I’m a huge advocate in raising awareness of domestic violence and too many of the online communities I have entered are little more than platforms to belittle men. Yes, it is a fact that more women than men are the victims of domestic abuse but this doesn’t mean all men are abusers.
The instances of men being victims of domestic abuse are increasing. Some of the stories I have heard are awful and make me feel ashamed to be a woman.
So celebrating International Women’s Day has a bitter taste for me.
I’m also an advocate of supporting women who are or have been sex workers. Because the sex industry isn’t going away, it is first and foremost, a service industry and the majority of its workers are there through choice.
In my opinion, true equality will be created when we have developed a culture that respects the individual and his or her right to be who or what they please.
Do I have an issue with women who choose to flaunt their naked bodies in order to gain wealth and fame? NO – it’s their choice.
Do I have an issue with women who work in the sex industry because they choose to? NO – it’s their choice.
I do however, have a massive issue with other women who decide that these women need saving because they are being exploited by men. They don’t and they aren’t.
The women that need help are those who are forced into the sex industry as a result of abuse, those who are threatened with all sorts of horrors if they don’t pose for the camera, if they don’t ‘put on that red light, if they don’t put out but ironically, campaigning to help these women in the seedier side of the sex industry isn’t as sexy or headline grabbing as a scantily clad woman only too happy to flaunt her assets for the camera.

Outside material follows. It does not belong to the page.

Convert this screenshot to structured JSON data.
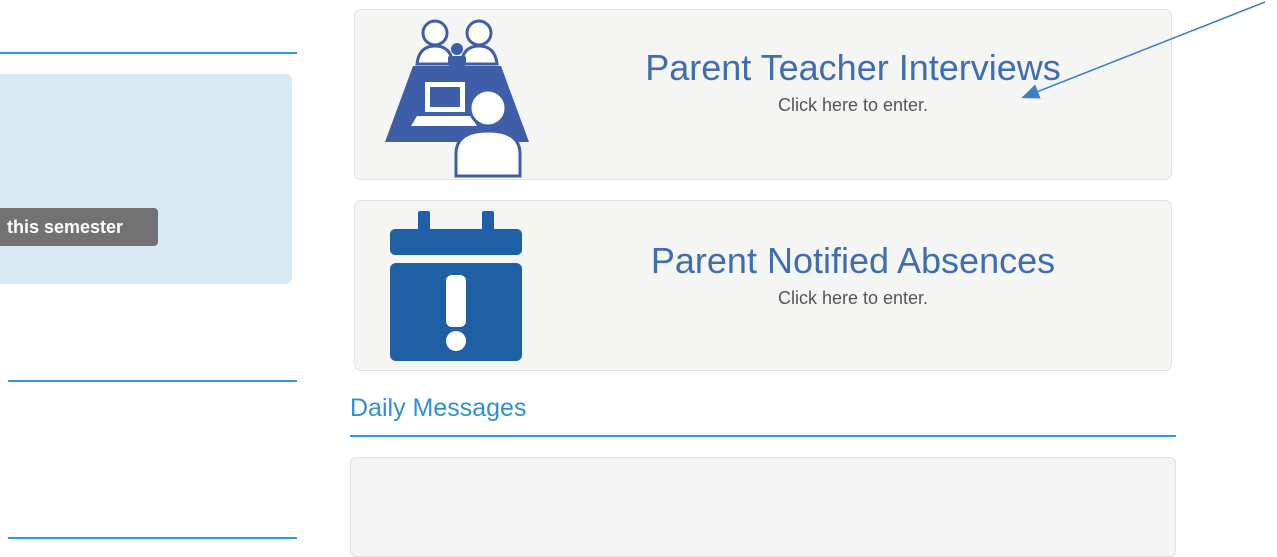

It’s those women, forced to do things that no-one should have to do without consent, that need to be helped and celebrated on International Women’s Day. Help them to understand they can change their lives, help them to understand that there is no shame in having gone through what they’ve gone through, help them to understand that it’s not their fault. But also let them celebrate the fact that they’re still here, they’re alive and they can get through this.
It’s time that we as smart, intelligent women of the world who have the means and ability to create change start to make change where it matters rather than trying to create headlines and jump on the bandwagon that the sexualisation of women is a bad thing. The sex industry isn’t going away, it’s nothing more than a service industry with an incredible business model – I know, I’ve worked in it and I’ve researched it extensively.
Change needs to start taking place in our homes and our schools, where we learn to challenge unacceptable language and behaviour and respect that we all have equal status despite our very real physical differences.
Only when we can create equality in the home, which then extends outward into our society will we be able to say we are truly equal. When we as women allow our men to be men, our sons and daughters to follow their own path regardless of whether they like blue or pink, football or dolls, regardless of whether they prefer girls or boys, regardless of their gender or sexuality without worrying about what the neighbours will say, only then will we be truly equal.
And then I’ll feel happy about properly celebrating International Women’s Day, knowing that as a society we can all truly celebrate the fact that we are all equal and have access to the same opportunities should we CHOOSE to take them and that we don’t judge those who make different choices tot hose we would make for ourselves.
Whatever your opinion of International Women’s Day, I applaud it. Without an opinion we would not be able to bring about change.
To all of the incredible women I know, and those I don’t, who are getting on with their lives in spite of or despite appalling adversity, I salute you. And to all the men I know who support those women – thank you.
Happy International Women’s Day